Domoic acid (DA) is a neurotoxin naturally produced by Pseudo-nitzschia diatoms that may be transferred through the marine food web and cause mass mortality events at higher trophic levels. Yet, the effects of the dissolved marine toxin on foraging responses and swimming performances of fish early stages are poorly known. Here we evaluated the effe...
Despite the great interest in the consequences of climate change on the physiological functioning of marine organisms, indirect and interactive effects of rising temperature and pCO2 on bioaccumulation and responsiveness to environmental pollutants are still poorly explored, particularly in terms of cellular mechanisms. According to future projecti...
Our research cluster aims to deconstruct the cause-and effect network between aquatic environmental change (climate change, human-induced pollution) and organismal stress response at the molecular level, and to utilize this information to generate tools and strategies for mitigating the ecosystem effects of global change. We take a systems approach, collaboratively bridging a variety of disciplines (ecology & evolution, toxicology, genomics, proteomics, analytical and computational chemistry, and computational biology) to achieve these goals.
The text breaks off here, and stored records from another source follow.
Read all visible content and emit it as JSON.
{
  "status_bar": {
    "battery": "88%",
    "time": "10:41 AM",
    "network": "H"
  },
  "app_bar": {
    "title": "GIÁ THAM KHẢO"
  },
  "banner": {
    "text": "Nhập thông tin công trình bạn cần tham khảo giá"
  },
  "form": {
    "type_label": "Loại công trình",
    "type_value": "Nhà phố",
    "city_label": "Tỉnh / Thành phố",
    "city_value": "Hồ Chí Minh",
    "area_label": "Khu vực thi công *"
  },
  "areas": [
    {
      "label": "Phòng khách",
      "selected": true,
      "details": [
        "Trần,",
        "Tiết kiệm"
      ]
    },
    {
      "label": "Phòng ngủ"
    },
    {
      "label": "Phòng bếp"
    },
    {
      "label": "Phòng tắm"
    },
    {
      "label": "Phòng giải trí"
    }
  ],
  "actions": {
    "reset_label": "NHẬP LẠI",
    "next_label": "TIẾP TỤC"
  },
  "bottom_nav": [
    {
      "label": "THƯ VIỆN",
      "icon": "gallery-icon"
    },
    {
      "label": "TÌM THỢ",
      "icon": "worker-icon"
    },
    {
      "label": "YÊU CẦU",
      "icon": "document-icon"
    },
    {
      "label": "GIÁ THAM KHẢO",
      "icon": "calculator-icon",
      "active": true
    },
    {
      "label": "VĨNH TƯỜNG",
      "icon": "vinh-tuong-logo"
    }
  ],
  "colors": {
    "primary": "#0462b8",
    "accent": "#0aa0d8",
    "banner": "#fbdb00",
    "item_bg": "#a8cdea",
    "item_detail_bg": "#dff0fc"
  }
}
Some of our research at Hull has been prominently featured in a recent research outlook in the Oct. 2017 issue of Nature (https://www.nature.com/nature/journal/v550/n7675_supp/full/550S54a.html).
Understanding the functional genomic basis of short-term response and long-term adaptation to organismal stress, as related to homeostasis and environmental change. * Stress response and adaptation to changing aquatic environments * Thermal adaptation of ectotherms * Environment / Disease phenotype correlations.